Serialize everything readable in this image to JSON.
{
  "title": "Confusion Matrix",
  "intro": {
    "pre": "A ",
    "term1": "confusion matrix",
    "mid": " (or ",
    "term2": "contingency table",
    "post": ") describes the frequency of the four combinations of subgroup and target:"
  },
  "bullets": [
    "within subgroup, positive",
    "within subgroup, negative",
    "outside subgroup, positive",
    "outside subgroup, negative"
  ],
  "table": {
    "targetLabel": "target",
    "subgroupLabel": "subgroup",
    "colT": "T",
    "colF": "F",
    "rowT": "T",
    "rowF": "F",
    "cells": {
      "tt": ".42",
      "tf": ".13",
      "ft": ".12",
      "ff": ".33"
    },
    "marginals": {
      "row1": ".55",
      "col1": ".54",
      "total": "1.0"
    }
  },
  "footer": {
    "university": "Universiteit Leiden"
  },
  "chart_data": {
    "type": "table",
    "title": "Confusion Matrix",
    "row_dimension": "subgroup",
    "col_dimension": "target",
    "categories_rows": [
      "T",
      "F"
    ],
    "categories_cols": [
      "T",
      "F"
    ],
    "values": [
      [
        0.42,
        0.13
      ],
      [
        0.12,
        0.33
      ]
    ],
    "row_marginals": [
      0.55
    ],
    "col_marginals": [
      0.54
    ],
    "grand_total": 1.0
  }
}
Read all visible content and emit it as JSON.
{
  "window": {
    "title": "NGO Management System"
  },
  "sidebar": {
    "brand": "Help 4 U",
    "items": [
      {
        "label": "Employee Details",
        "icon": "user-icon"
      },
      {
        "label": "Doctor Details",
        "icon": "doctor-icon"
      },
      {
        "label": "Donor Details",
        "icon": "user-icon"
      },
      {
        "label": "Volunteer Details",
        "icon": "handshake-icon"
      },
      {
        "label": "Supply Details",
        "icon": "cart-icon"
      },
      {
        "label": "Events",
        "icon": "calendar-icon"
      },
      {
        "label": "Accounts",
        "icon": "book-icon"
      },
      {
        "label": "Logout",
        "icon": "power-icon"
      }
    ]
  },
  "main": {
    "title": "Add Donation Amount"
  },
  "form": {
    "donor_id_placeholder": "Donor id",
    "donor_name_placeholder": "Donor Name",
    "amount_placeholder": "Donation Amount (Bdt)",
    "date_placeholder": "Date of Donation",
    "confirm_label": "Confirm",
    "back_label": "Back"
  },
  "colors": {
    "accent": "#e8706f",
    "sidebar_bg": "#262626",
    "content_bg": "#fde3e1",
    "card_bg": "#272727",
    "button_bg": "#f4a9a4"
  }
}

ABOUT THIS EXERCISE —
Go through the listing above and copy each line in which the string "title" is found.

PROBLEM SOLUTION —
  "title": "Confusion Matrix",
    "title": "Confusion Matrix",
    "title": "NGO Management System"
    "title": "Add Donation Amount"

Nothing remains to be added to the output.